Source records
◆ ◆ ◆ ◆ ◆ ◆ ◆

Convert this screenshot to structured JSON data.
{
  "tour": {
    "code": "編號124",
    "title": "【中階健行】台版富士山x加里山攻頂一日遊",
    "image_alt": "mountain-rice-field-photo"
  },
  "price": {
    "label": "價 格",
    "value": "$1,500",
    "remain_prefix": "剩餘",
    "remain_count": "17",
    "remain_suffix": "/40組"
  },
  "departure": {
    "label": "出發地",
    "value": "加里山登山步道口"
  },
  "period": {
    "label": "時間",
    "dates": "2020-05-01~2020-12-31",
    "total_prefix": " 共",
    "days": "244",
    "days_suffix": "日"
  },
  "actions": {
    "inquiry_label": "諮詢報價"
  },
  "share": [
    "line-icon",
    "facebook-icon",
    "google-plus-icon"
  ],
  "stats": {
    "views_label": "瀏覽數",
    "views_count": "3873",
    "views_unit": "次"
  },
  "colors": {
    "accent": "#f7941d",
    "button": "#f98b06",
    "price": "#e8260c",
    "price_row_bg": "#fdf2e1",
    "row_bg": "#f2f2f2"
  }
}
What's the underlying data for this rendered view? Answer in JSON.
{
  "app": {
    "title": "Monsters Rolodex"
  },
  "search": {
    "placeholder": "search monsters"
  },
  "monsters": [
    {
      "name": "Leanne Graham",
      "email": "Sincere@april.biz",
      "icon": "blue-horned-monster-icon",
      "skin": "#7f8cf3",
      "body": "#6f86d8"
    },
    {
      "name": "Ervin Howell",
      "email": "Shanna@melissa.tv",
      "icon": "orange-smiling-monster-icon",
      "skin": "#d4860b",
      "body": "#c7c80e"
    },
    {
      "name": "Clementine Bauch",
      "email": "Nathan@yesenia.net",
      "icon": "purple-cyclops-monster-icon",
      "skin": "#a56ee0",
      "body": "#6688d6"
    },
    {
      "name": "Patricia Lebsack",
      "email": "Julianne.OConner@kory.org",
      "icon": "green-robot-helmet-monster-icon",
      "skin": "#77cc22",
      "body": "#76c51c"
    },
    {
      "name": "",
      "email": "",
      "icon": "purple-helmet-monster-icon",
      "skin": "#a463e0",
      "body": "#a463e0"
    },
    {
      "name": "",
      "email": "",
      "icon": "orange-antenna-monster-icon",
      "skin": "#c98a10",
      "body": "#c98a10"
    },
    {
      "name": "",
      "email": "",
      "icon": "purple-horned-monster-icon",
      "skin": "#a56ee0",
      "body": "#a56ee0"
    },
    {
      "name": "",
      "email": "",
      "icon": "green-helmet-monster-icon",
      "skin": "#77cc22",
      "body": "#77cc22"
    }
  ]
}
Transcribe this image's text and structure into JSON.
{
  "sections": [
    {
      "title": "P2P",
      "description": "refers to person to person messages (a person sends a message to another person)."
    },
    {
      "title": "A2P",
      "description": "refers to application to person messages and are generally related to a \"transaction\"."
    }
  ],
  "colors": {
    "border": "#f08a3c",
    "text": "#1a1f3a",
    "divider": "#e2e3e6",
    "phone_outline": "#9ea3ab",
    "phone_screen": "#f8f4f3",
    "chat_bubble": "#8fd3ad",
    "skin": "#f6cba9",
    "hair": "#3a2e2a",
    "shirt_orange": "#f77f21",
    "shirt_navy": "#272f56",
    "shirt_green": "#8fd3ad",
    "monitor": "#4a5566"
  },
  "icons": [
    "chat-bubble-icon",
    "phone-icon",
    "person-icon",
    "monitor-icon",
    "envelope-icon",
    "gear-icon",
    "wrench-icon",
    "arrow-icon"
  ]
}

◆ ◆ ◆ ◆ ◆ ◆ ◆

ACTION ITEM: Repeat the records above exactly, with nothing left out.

PROBLEM SOLUTION:
Convert this screenshot to structured JSON data.
{
  "tour": {
    "code": "編號124",
    "title": "【中階健行】台版富士山x加里山攻頂一日遊",
    "image_alt": "mountain-rice-field-photo"
  },
  "price": {
    "label": "價 格",
    "value": "$1,500",
    "remain_prefix": "剩餘",
    "remain_count": "17",
    "remain_suffix": "/40組"
  },
  "departure": {
    "label": "出發地",
    "value": "加里山登山步道口"
  },
  "period": {
    "label": "時間",
    "dates": "2020-05-01~2020-12-31",
    "total_prefix": " 共",
    "days": "244",
    "days_suffix": "日"
  },
  "actions": {
    "inquiry_label": "諮詢報價"
  },
  "share": [
    "line-icon",
    "facebook-icon",
    "google-plus-icon"
  ],
  "stats": {
    "views_label": "瀏覽數",
    "views_count": "3873",
    "views_unit": "次"
  },
  "colors": {
    "accent": "#f7941d",
    "button": "#f98b06",
    "price": "#e8260c",
    "price_row_bg": "#fdf2e1",
    "row_bg": "#f2f2f2"
  }
}
What's the underlying data for this rendered view? Answer in JSON.
{
  "app": {
    "title": "Monsters Rolodex"
  },
  "search": {
    "placeholder": "search monsters"
  },
  "monsters": [
    {
      "name": "Leanne Graham",
      "email": "Sincere@april.biz",
      "icon": "blue-horned-monster-icon",
      "skin": "#7f8cf3",
      "body": "#6f86d8"
    },
    {
      "name": "Ervin Howell",
      "email": "Shanna@melissa.tv",
      "icon": "orange-smiling-monster-icon",
      "skin": "#d4860b",
      "body": "#c7c80e"
    },
    {
      "name": "Clementine Bauch",
      "email": "Nathan@yesenia.net",
      "icon": "purple-cyclops-monster-icon",
      "skin": "#a56ee0",
      "body": "#6688d6"
    },
    {
      "name": "Patricia Lebsack",
      "email": "Julianne.OConner@kory.org",
      "icon": "green-robot-helmet-monster-icon",
      "skin": "#77cc22",
      "body": "#76c51c"
    },
    {
      "name": "",
      "email": "",
      "icon": "purple-helmet-monster-icon",
      "skin": "#a463e0",
      "body": "#a463e0"
    },
    {
      "name": "",
      "email": "",
      "icon": "orange-antenna-monster-icon",
      "skin": "#c98a10",
      "body": "#c98a10"
    },
    {
      "name": "",
      "email": "",
      "icon": "purple-horned-monster-icon",
      "skin": "#a56ee0",
      "body": "#a56ee0"
    },
    {
      "name": "",
      "email": "",
      "icon": "green-helmet-monster-icon",
      "skin": "#77cc22",
      "body": "#77cc22"
    }
  ]
}
Transcribe this image's text and structure into JSON.
{
  "sections": [
    {
      "title": "P2P",
      "description": "refers to person to person messages (a person sends a message to another person)."
    },
    {
      "title": "A2P",
      "description": "refers to application to person messages and are generally related to a \"transaction\"."
    }
  ],
  "colors": {
    "border": "#f08a3c",
    "text": "#1a1f3a",
    "divider": "#e2e3e6",
    "phone_outline": "#9ea3ab",
    "phone_screen": "#f8f4f3",
    "chat_bubble": "#8fd3ad",
    "skin": "#f6cba9",
    "hair": "#3a2e2a",
    "shirt_orange": "#f77f21",
    "shirt_navy": "#272f56",
    "shirt_green": "#8fd3ad",
    "monitor": "#4a5566"
  },
  "icons": [
    "chat-bubble-icon",
    "phone-icon",
    "person-icon",
    "monitor-icon",
    "envelope-icon",
    "gear-icon",
    "wrench-icon",
    "arrow-icon"
  ]
}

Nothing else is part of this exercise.